[Opening SUPPLIED RECORDS section]
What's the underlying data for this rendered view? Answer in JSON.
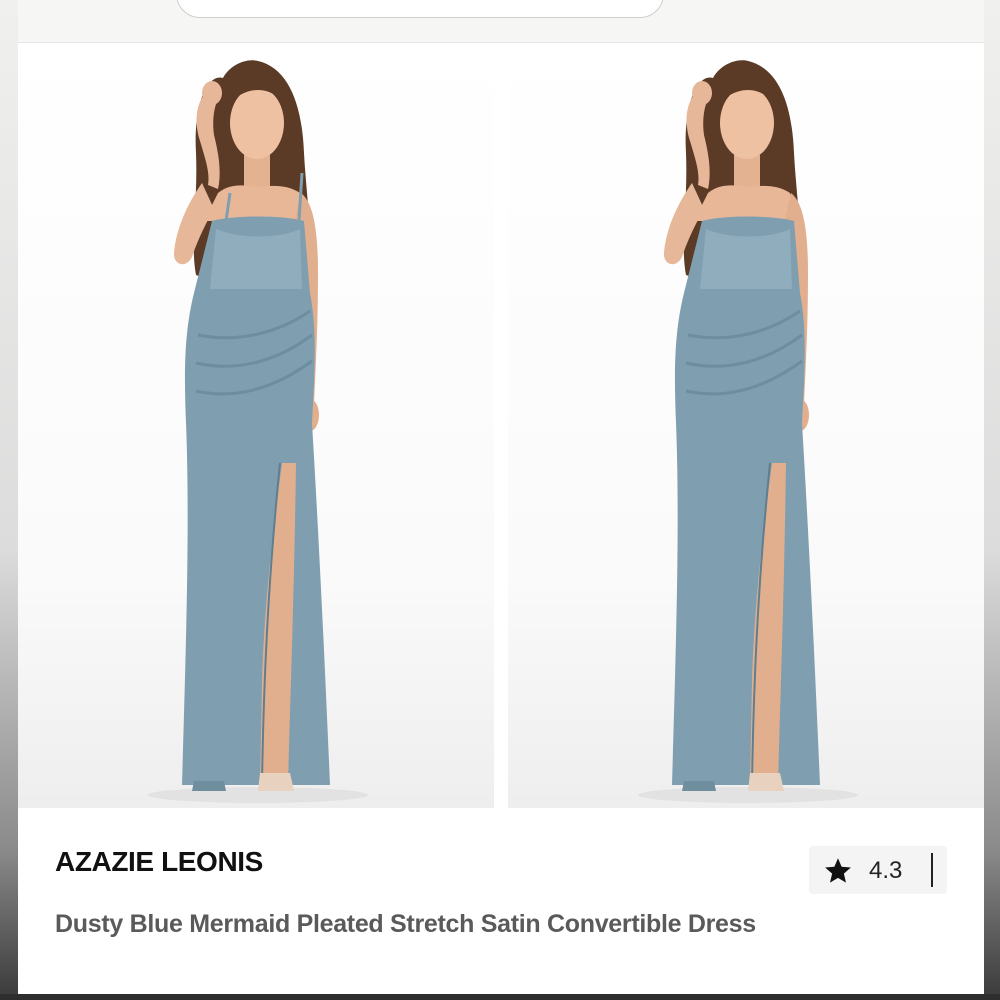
{
  "product": {
    "brand": "AZAZIE LEONIS",
    "title": "Dusty Blue Mermaid Pleated Stretch Satin Convertible Dress",
    "rating": "4.3",
    "dress_color": "#7f9fb0"
  },
  "gallery": {
    "images": [
      {
        "alt": "Model wearing dress with straps"
      },
      {
        "alt": "Model wearing dress strapless"
      }
    ]
  },
  "icons": {
    "rating_icon": "star-icon"
  }
}
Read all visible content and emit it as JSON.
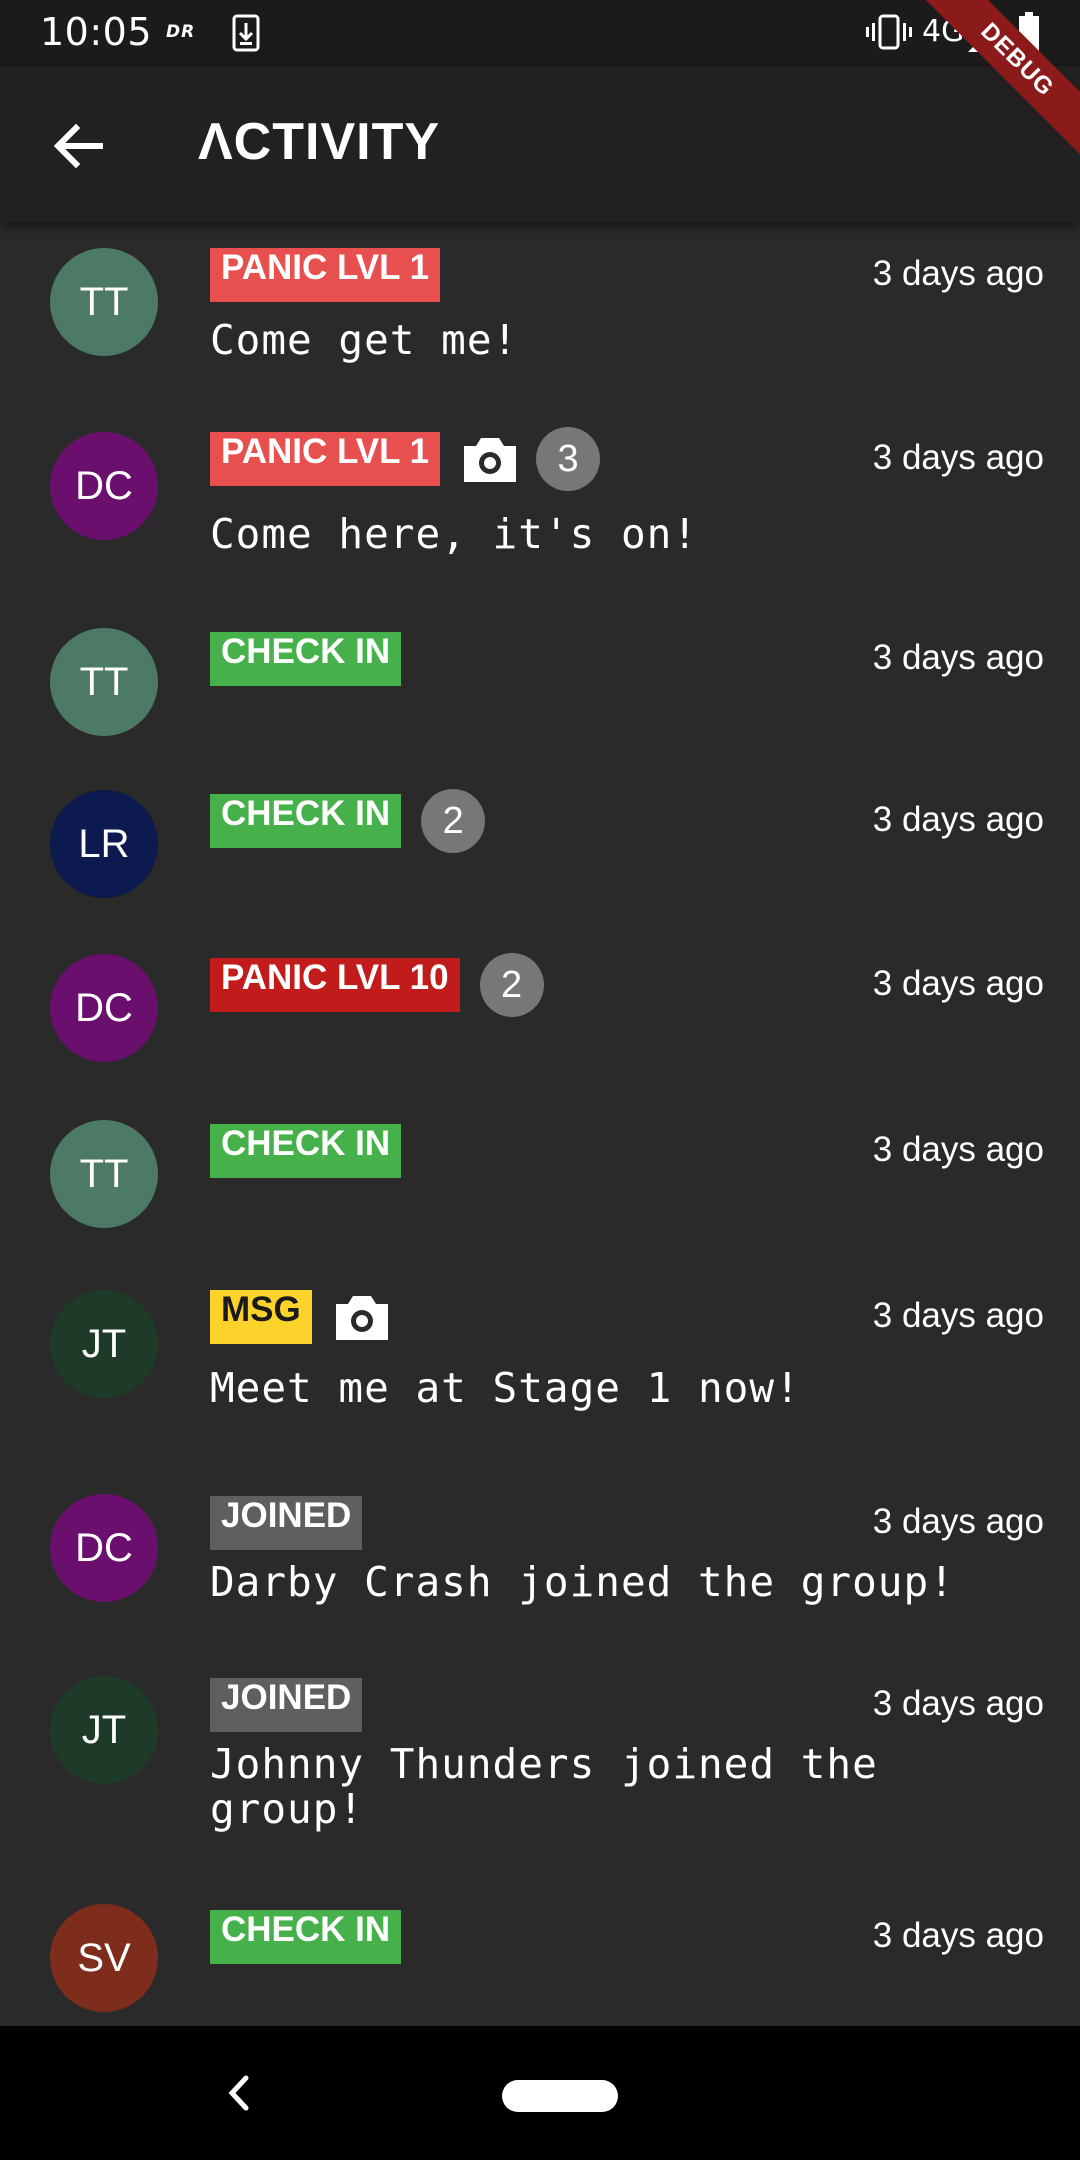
{
  "status_bar": {
    "time": "10:05",
    "carrier_logo": "DR",
    "network": "4G"
  },
  "debug_banner": "DEBUG",
  "app_bar": {
    "title": "ΛCTIVITY",
    "back_icon": "arrow-left-icon"
  },
  "colors": {
    "panic": "#e84f4f",
    "panic_high": "#c11b1b",
    "check_in": "#46b04a",
    "msg": "#fbd32a",
    "joined": "#5f5f5f"
  },
  "activities": [
    {
      "initials": "TT",
      "avatar_color": "#4d7a64",
      "tag": "PANIC LVL 1",
      "tag_type": "panic",
      "photo": false,
      "count": "",
      "time": "3 days ago",
      "message": "Come get me!"
    },
    {
      "initials": "DC",
      "avatar_color": "#6b0f6f",
      "tag": "PANIC LVL 1",
      "tag_type": "panic",
      "photo": true,
      "count": "3",
      "time": "3 days ago",
      "message": "Come here, it's on!"
    },
    {
      "initials": "TT",
      "avatar_color": "#4d7a64",
      "tag": "CHECK IN",
      "tag_type": "checkin",
      "photo": false,
      "count": "",
      "time": "3 days ago",
      "message": ""
    },
    {
      "initials": "LR",
      "avatar_color": "#0c1a4f",
      "tag": "CHECK IN",
      "tag_type": "checkin",
      "photo": false,
      "count": "2",
      "time": "3 days ago",
      "message": ""
    },
    {
      "initials": "DC",
      "avatar_color": "#6b0f6f",
      "tag": "PANIC LVL 10",
      "tag_type": "panic10",
      "photo": false,
      "count": "2",
      "time": "3 days ago",
      "message": ""
    },
    {
      "initials": "TT",
      "avatar_color": "#4d7a64",
      "tag": "CHECK IN",
      "tag_type": "checkin",
      "photo": false,
      "count": "",
      "time": "3 days ago",
      "message": ""
    },
    {
      "initials": "JT",
      "avatar_color": "#1e3a28",
      "tag": "MSG",
      "tag_type": "msg",
      "photo": true,
      "count": "",
      "time": "3 days ago",
      "message": "Meet me at Stage 1 now!"
    },
    {
      "initials": "DC",
      "avatar_color": "#6b0f6f",
      "tag": "JOINED",
      "tag_type": "joined",
      "photo": false,
      "count": "",
      "time": "3 days ago",
      "message": "Darby Crash joined the group!"
    },
    {
      "initials": "JT",
      "avatar_color": "#1e3a28",
      "tag": "JOINED",
      "tag_type": "joined",
      "photo": false,
      "count": "",
      "time": "3 days ago",
      "message": "Johnny Thunders joined the group!"
    },
    {
      "initials": "SV",
      "avatar_color": "#7e2c1c",
      "tag": "CHECK IN",
      "tag_type": "checkin",
      "photo": false,
      "count": "",
      "time": "3 days ago",
      "message": ""
    }
  ]
}
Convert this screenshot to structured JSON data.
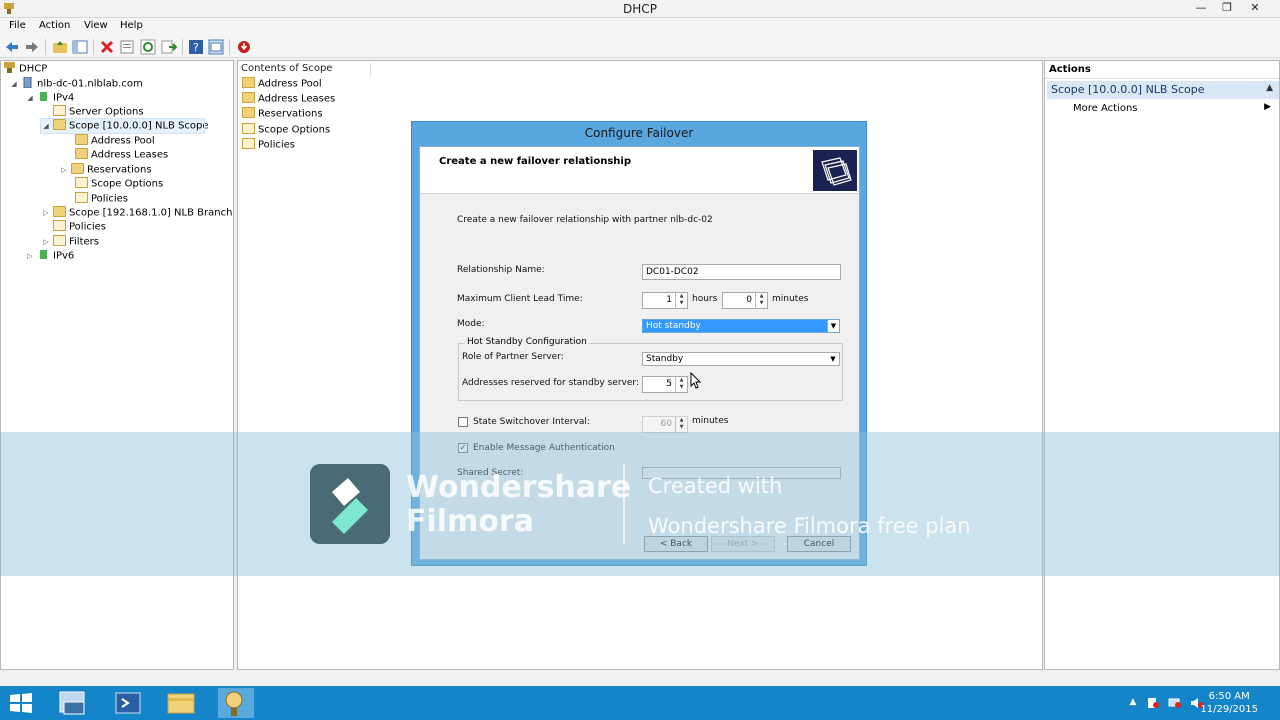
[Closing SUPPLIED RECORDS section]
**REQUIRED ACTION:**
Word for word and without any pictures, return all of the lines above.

**TASK ANSWER:**
What's the underlying data for this rendered view? Answer in JSON.
{
  "product": {
    "brand": "AZAZIE LEONIS",
    "title": "Dusty Blue Mermaid Pleated Stretch Satin Convertible Dress",
    "rating": "4.3",
    "dress_color": "#7f9fb0"
  },
  "gallery": {
    "images": [
      {
        "alt": "Model wearing dress with straps"
      },
      {
        "alt": "Model wearing dress strapless"
      }
    ]
  },
  "icons": {
    "rating_icon": "star-icon"
  }
}
Read all visible content and emit it as JSON.
{
  "status_bar": {
    "time": "10:05",
    "carrier_logo": "DR",
    "network": "4G"
  },
  "debug_banner": "DEBUG",
  "app_bar": {
    "title": "ΛCTIVITY",
    "back_icon": "arrow-left-icon"
  },
  "colors": {
    "panic": "#e84f4f",
    "panic_high": "#c11b1b",
    "check_in": "#46b04a",
    "msg": "#fbd32a",
    "joined": "#5f5f5f"
  },
  "activities": [
    {
      "initials": "TT",
      "avatar_color": "#4d7a64",
      "tag": "PANIC LVL 1",
      "tag_type": "panic",
      "photo": false,
      "count": "",
      "time": "3 days ago",
      "message": "Come get me!"
    },
    {
      "initials": "DC",
      "avatar_color": "#6b0f6f",
      "tag": "PANIC LVL 1",
      "tag_type": "panic",
      "photo": true,
      "count": "3",
      "time": "3 days ago",
      "message": "Come here, it's on!"
    },
    {
      "initials": "TT",
      "avatar_color": "#4d7a64",
      "tag": "CHECK IN",
      "tag_type": "checkin",
      "photo": false,
      "count": "",
      "time": "3 days ago",
      "message": ""
    },
    {
      "initials": "LR",
      "avatar_color": "#0c1a4f",
      "tag": "CHECK IN",
      "tag_type": "checkin",
      "photo": false,
      "count": "2",
      "time": "3 days ago",
      "message": ""
    },
    {
      "initials": "DC",
      "avatar_color": "#6b0f6f",
      "tag": "PANIC LVL 10",
      "tag_type": "panic10",
      "photo": false,
      "count": "2",
      "time": "3 days ago",
      "message": ""
    },
    {
      "initials": "TT",
      "avatar_color": "#4d7a64",
      "tag": "CHECK IN",
      "tag_type": "checkin",
      "photo": false,
      "count": "",
      "time": "3 days ago",
      "message": ""
    },
    {
      "initials": "JT",
      "avatar_color": "#1e3a28",
      "tag": "MSG",
      "tag_type": "msg",
      "photo": true,
      "count": "",
      "time": "3 days ago",
      "message": "Meet me at Stage 1 now!"
    },
    {
      "initials": "DC",
      "avatar_color": "#6b0f6f",
      "tag": "JOINED",
      "tag_type": "joined",
      "photo": false,
      "count": "",
      "time": "3 days ago",
      "message": "Darby Crash joined the group!"
    },
    {
      "initials": "JT",
      "avatar_color": "#1e3a28",
      "tag": "JOINED",
      "tag_type": "joined",
      "photo": false,
      "count": "",
      "time": "3 days ago",
      "message": "Johnny Thunders joined the group!"
    },
    {
      "initials": "SV",
      "avatar_color": "#7e2c1c",
      "tag": "CHECK IN",
      "tag_type": "checkin",
      "photo": false,
      "count": "",
      "time": "3 days ago",
      "message": ""
    }
  ]
}
Convert this screenshot to structured JSON data.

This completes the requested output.